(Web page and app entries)
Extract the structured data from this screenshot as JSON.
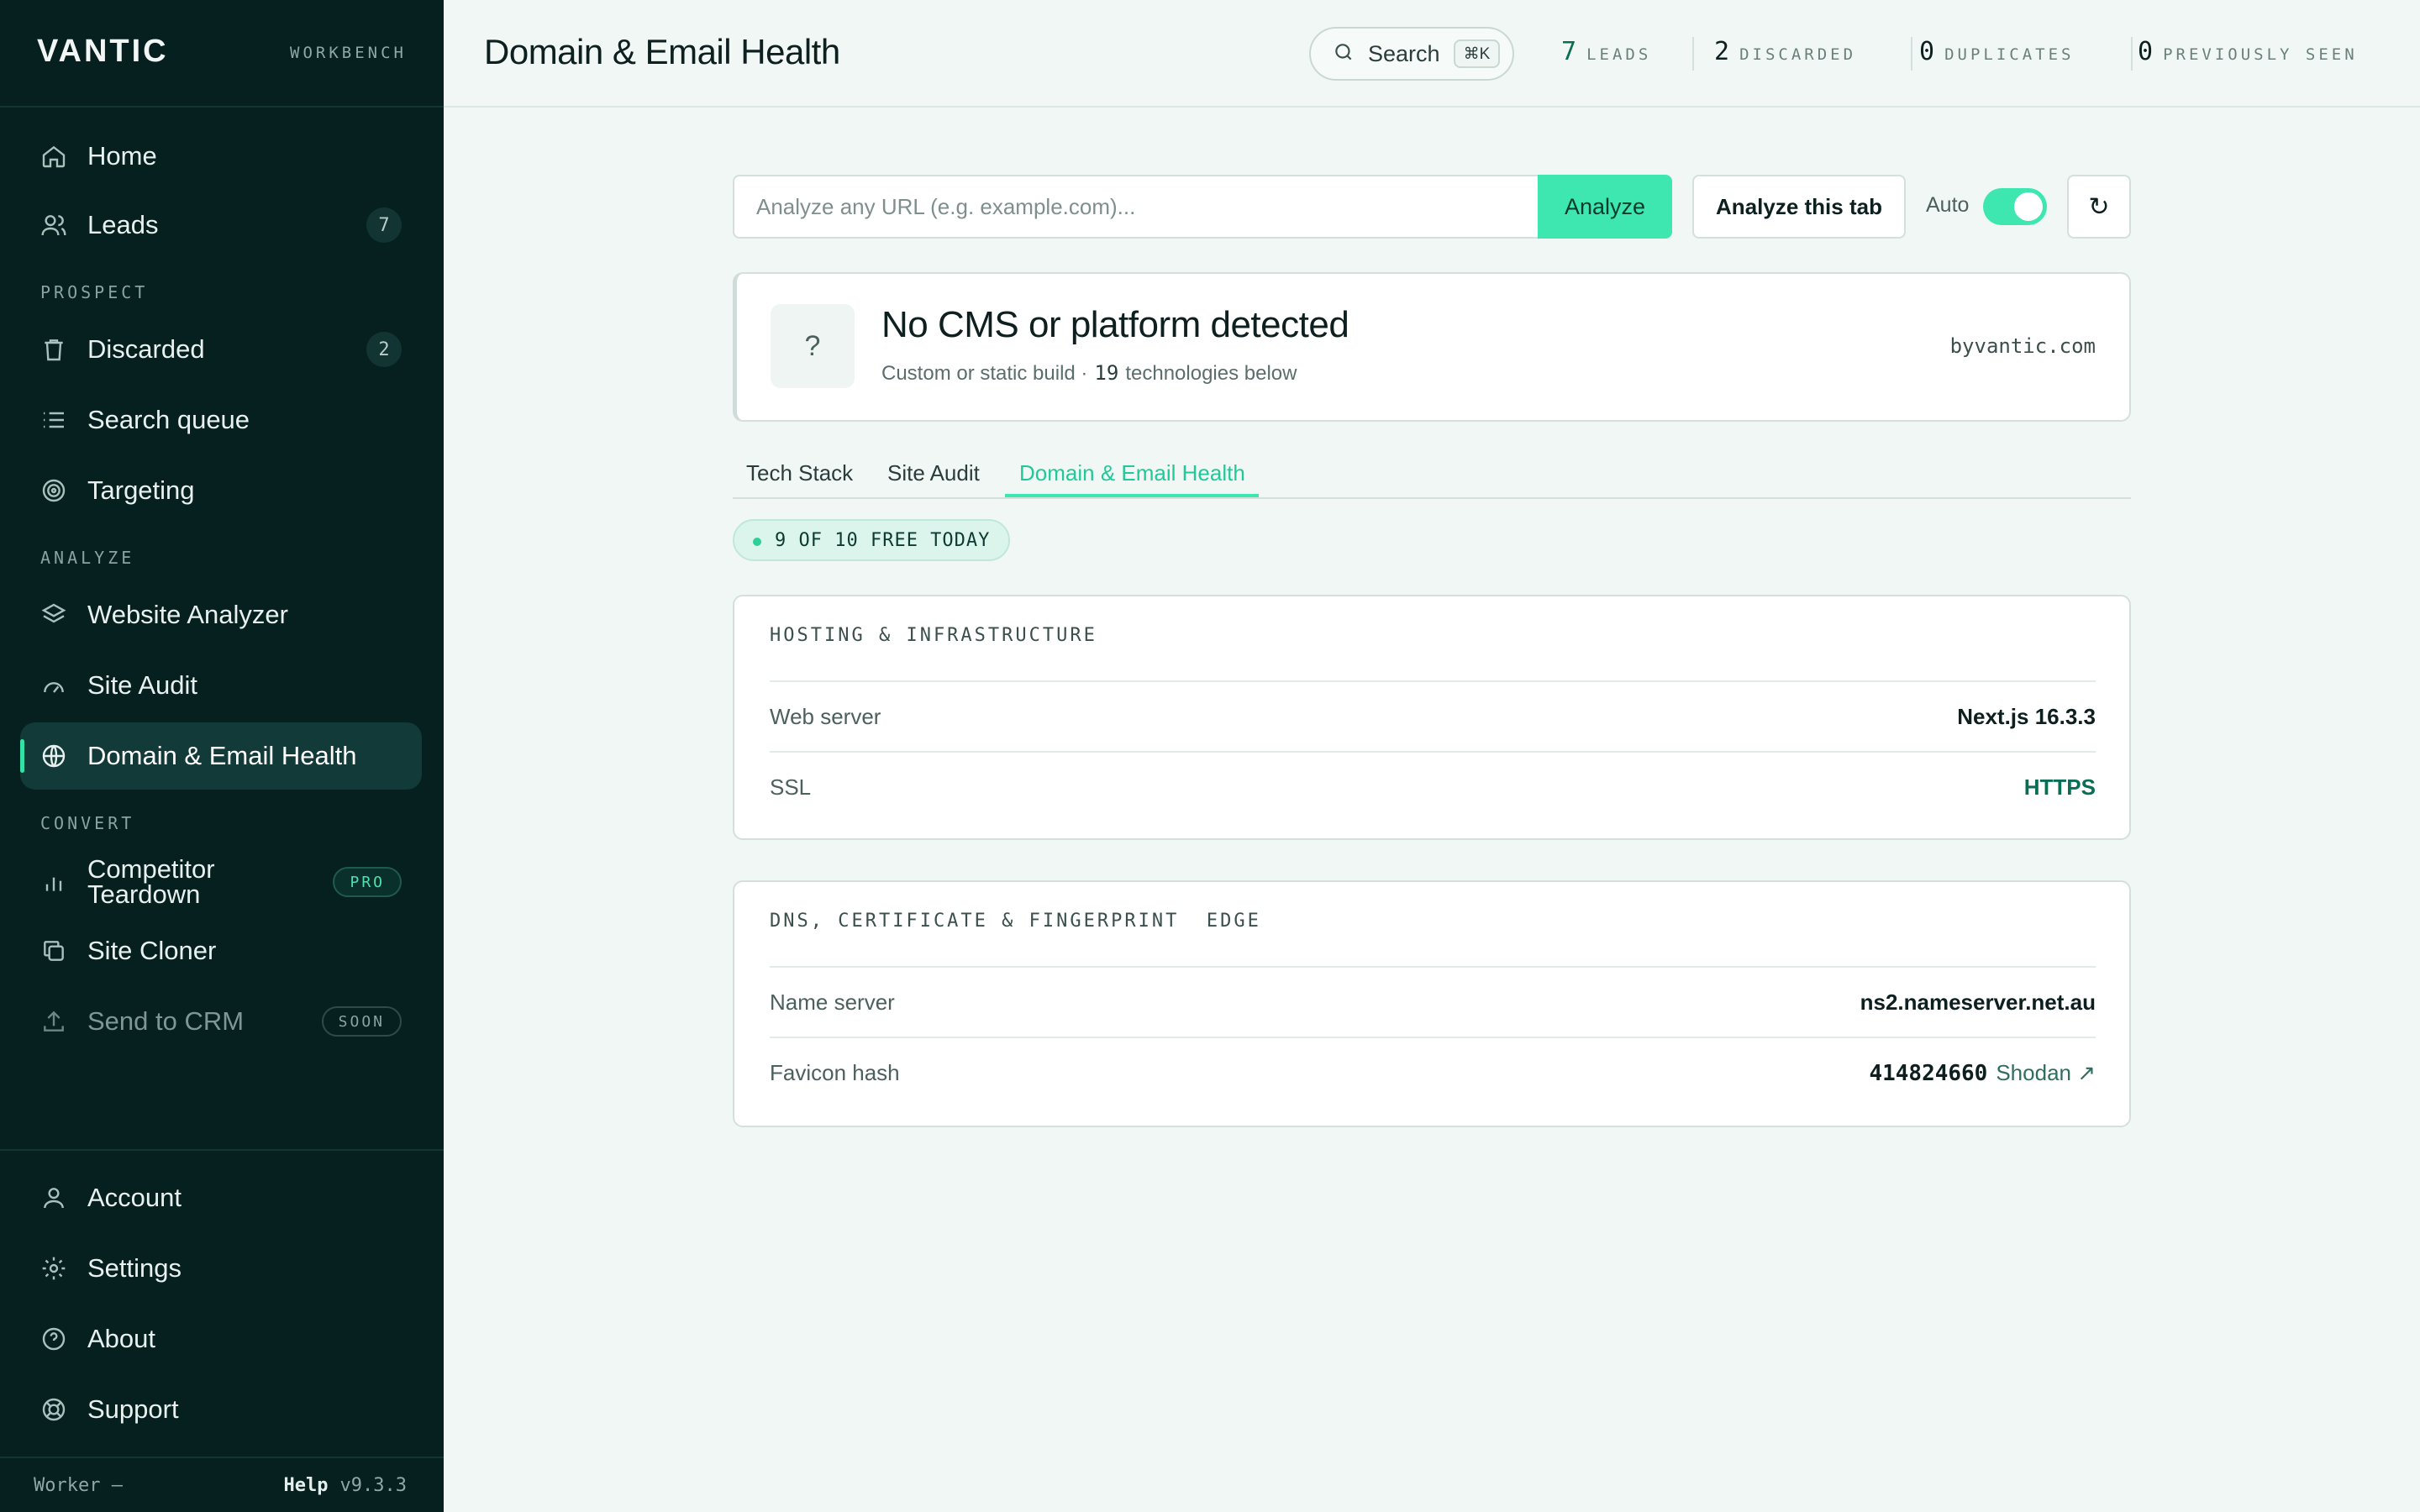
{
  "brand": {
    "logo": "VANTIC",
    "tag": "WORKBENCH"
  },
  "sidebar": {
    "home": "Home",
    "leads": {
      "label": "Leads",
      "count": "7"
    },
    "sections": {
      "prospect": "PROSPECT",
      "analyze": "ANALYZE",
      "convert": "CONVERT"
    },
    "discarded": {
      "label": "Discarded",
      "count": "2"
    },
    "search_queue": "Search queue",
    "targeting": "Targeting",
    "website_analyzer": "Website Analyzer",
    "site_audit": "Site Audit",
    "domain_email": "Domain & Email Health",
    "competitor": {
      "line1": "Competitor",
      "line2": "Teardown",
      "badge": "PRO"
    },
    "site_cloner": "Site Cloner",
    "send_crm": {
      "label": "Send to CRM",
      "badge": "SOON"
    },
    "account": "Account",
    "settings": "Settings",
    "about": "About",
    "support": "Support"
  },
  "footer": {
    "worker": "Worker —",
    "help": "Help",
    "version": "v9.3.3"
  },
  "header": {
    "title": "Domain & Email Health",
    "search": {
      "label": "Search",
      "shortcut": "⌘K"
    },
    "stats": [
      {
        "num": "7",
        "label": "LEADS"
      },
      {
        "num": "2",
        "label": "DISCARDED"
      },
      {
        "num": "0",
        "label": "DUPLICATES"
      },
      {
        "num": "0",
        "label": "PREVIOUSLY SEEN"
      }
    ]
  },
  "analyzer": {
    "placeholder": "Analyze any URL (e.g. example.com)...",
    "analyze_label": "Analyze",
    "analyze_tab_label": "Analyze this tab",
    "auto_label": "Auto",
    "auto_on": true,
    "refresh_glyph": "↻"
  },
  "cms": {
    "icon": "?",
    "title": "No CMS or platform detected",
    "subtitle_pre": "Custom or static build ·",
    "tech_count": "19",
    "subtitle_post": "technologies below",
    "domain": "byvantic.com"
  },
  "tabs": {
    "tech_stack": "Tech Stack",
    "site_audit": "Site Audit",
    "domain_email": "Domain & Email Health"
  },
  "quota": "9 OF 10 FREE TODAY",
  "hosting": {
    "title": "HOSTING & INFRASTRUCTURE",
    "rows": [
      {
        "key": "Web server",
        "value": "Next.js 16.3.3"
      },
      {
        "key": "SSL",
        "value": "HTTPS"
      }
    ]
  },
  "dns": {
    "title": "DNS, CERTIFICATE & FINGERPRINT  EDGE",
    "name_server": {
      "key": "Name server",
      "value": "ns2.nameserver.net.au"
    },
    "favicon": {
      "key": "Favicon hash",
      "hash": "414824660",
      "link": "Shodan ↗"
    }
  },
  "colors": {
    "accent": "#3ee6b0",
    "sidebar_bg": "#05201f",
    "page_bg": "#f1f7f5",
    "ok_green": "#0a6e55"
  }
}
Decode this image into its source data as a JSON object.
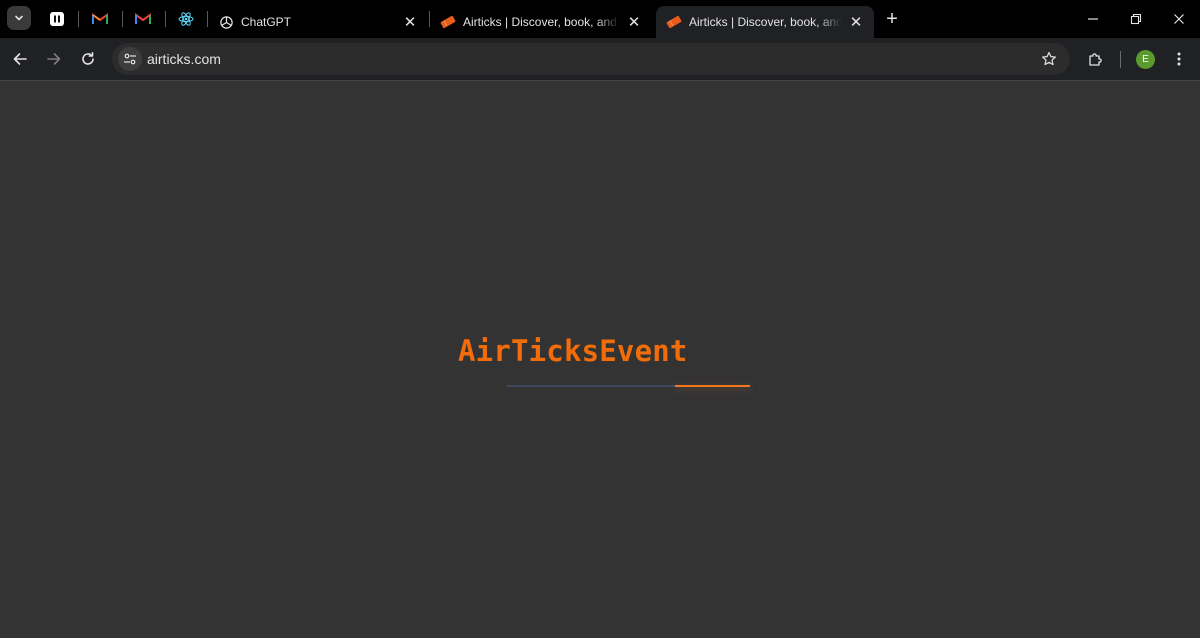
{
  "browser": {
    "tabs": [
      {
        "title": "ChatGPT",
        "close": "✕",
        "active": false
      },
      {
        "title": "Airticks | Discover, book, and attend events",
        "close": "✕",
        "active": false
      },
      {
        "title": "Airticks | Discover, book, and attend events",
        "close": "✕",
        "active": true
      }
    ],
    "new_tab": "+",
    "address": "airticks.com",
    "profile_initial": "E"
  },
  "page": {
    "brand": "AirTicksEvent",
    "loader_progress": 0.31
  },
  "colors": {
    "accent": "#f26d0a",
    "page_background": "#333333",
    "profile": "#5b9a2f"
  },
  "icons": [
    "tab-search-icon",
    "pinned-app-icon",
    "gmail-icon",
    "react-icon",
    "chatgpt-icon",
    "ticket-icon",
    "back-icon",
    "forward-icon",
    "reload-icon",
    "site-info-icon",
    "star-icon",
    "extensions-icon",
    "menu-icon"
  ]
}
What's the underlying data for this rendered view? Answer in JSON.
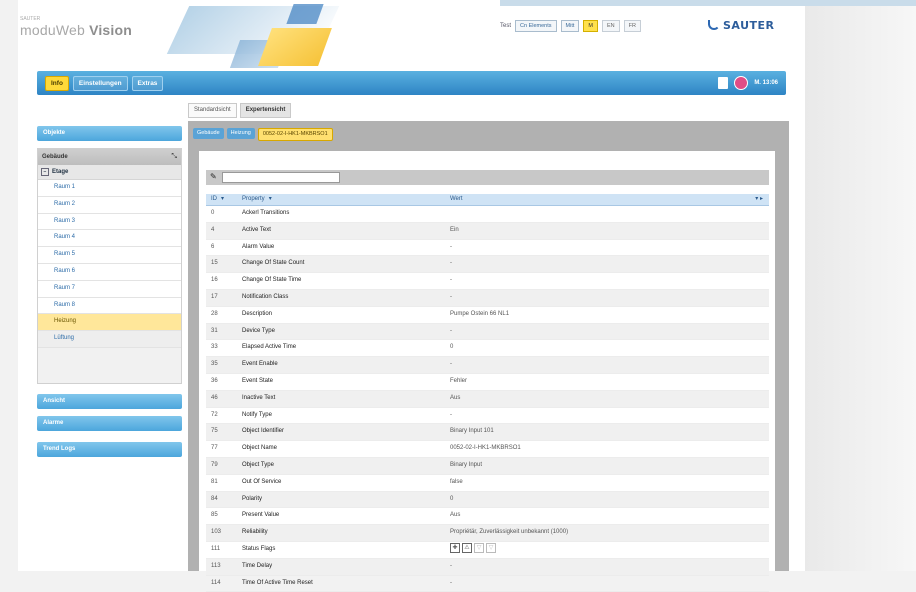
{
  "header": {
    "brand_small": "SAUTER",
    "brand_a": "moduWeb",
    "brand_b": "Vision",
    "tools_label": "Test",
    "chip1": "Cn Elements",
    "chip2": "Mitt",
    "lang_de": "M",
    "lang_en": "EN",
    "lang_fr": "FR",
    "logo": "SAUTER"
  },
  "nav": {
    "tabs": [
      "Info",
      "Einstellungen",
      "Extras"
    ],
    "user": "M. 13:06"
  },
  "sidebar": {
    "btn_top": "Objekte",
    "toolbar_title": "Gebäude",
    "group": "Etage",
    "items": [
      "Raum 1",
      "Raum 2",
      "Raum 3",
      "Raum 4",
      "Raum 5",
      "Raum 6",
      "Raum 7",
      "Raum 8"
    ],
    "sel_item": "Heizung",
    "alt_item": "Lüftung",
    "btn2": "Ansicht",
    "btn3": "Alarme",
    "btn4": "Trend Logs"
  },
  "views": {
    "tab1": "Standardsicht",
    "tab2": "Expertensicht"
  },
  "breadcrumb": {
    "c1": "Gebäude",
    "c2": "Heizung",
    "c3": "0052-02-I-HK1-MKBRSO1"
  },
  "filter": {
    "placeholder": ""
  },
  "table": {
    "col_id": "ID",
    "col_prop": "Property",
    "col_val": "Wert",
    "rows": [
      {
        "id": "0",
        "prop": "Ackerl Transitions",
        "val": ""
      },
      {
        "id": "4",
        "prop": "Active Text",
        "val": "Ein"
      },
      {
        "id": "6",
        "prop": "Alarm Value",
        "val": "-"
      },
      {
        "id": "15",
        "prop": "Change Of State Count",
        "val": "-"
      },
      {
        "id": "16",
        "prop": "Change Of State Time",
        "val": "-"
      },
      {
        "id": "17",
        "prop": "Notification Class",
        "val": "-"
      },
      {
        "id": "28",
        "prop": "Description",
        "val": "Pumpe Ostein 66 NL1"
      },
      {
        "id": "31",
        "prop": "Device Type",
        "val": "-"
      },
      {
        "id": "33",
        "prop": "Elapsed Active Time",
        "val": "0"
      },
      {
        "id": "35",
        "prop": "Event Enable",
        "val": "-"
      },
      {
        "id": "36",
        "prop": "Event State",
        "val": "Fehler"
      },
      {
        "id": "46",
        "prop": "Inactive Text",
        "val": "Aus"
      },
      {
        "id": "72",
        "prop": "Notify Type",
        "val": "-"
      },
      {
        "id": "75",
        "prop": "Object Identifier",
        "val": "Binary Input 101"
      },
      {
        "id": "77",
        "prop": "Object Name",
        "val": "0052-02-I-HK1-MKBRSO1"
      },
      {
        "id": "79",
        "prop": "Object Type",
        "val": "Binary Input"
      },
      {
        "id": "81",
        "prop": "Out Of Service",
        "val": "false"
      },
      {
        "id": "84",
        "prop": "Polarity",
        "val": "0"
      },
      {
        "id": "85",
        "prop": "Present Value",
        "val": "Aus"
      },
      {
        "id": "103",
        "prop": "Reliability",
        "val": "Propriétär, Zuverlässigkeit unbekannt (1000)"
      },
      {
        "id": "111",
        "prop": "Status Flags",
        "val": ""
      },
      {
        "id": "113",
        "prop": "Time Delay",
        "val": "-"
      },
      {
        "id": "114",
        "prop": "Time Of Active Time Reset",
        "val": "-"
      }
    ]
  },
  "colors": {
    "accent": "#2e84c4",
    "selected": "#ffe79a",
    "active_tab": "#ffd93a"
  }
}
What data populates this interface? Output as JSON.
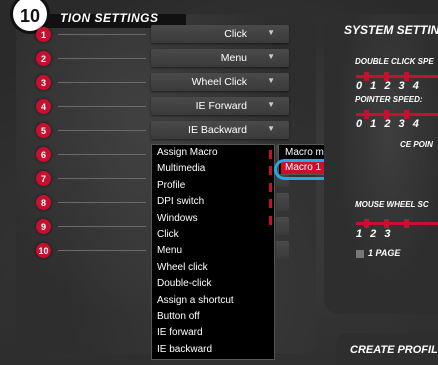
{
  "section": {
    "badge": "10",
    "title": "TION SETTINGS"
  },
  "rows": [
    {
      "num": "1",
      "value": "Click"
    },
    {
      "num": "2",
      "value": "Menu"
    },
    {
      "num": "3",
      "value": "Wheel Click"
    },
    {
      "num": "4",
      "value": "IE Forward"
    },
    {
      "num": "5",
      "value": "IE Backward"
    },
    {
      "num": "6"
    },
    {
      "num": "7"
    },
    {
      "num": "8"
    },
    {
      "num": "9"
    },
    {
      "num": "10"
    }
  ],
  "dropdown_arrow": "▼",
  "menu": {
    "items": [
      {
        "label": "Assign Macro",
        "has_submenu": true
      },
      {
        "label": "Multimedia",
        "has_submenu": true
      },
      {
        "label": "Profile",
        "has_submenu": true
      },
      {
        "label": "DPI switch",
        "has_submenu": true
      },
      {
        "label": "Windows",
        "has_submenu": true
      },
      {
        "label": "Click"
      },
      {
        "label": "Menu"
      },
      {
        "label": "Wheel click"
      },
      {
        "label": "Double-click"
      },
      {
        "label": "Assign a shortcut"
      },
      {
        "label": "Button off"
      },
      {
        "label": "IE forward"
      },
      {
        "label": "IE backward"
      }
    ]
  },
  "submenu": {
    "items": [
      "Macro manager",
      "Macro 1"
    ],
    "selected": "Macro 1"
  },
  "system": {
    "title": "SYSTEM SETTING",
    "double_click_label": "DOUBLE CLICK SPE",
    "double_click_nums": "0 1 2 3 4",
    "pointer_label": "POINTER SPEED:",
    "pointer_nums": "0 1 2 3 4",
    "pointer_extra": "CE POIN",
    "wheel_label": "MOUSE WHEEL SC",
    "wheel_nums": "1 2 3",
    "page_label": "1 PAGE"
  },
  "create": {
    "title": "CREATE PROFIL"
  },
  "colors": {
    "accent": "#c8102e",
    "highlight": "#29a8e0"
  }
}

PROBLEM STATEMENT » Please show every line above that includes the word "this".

SOLVED PROBLEM »
Extract the structured data from this screenshot as JSON.
    "analyze_tab_label": "Analyze this tab",
Decode this image into its source data as a JSON object.
What's the underlying data for this rendered view? Answer in JSON.
What data populates this interface? Output as JSON.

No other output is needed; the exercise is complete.